The study also found that the annual cost of these security breaches dropped considerably from $834,000 to $179,508 during the same one-year period.

 

According to the survey, government entities are experiencing twice the number of breaches than companies in the private sector, with an almost 74% increase in one year.

 

“The increase can be explained by a significant investment in detection and response capabilities, which enable greater visibility into breaches and lower associated costs,” the two organizations said in a release.

 

“In addition, the study reveals a growing trend toward sophisticated attacks focused on customer and citizen data. Research from Telus Security Labs indicates that attackers are seeking out sensitive data that can be sold or repurposed for financial gain.”

 

Additionally, this year’s study finds one in four Canadian organizations are blocking access to social networking sites, citing security as the primary driver.

 

However, in both the private and public sectors, organizations that block these sites experienced no improvement in security and could suffer a worsening of security as employees attempt to circumvent the block. 

 

“We see a need to maintain control in an ever-changing threat environment, where attacks are designed to penetrate security using the latest technologies and processes,” said Dr. Walid Hejazi, Professor of Business Economics, Rotman School of Management.

 

“However, our research indicates that the adoption of social networking in the workplace is simply not a contributing factor to breach increases.
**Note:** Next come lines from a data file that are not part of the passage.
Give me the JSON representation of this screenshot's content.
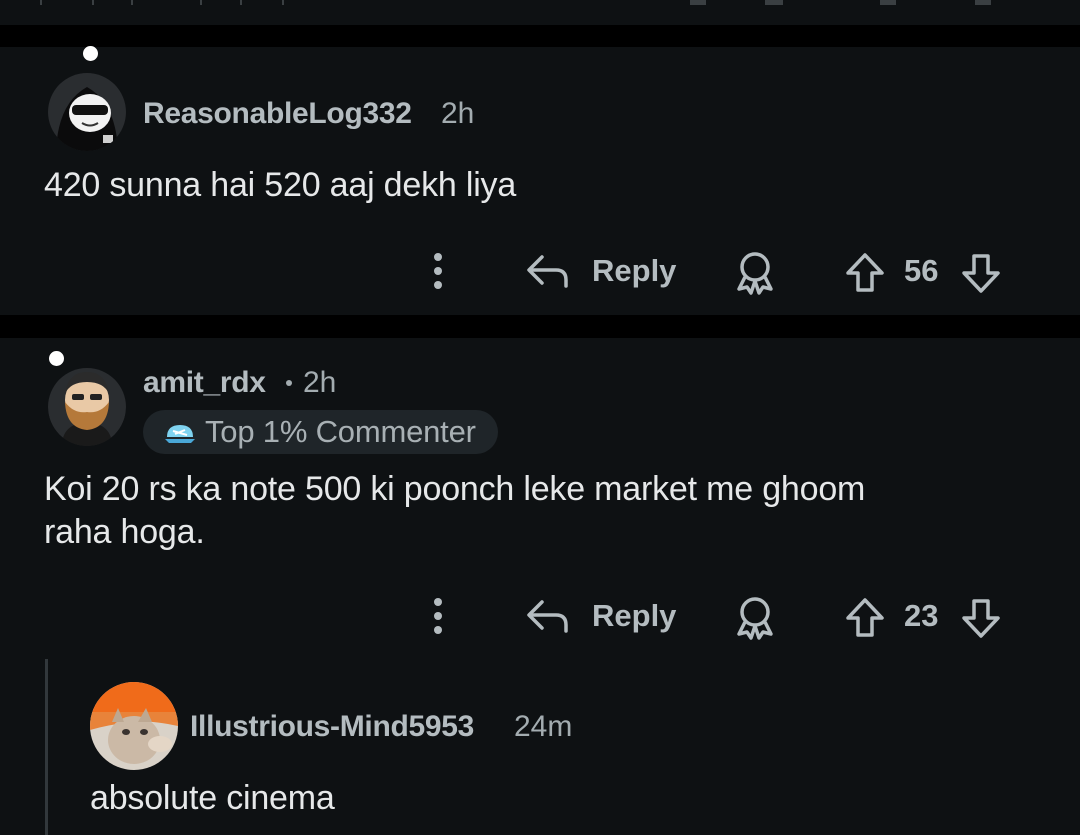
{
  "comments": [
    {
      "username": "ReasonableLog332",
      "time": "2h",
      "body": "420 sunna hai 520 aaj dekh liya",
      "reply_label": "Reply",
      "votes": "56"
    },
    {
      "username": "amit_rdx",
      "time": "2h",
      "flair": "Top 1% Commenter",
      "body_lines": [
        "Koi 20 rs ka note 500 ki poonch leke market me ghoom",
        "raha hoga."
      ],
      "reply_label": "Reply",
      "votes": "23"
    },
    {
      "username": "Illustrious-Mind5953",
      "time": "24m",
      "body": "absolute cinema"
    }
  ],
  "icons": {
    "more": "more-vertical-icon",
    "reply": "reply-arrow-icon",
    "award": "award-icon",
    "upvote": "upvote-icon",
    "downvote": "downvote-icon",
    "flair": "flair-badge-icon"
  },
  "colors": {
    "background": "#000000",
    "panel": "#0e1113",
    "username": "#b4bcc0",
    "body": "#e6e8e9",
    "flair_bg": "#1f2529"
  }
}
The best course of action is to instill a sense of trust and educate employees on how to engage in social networking appropriately.”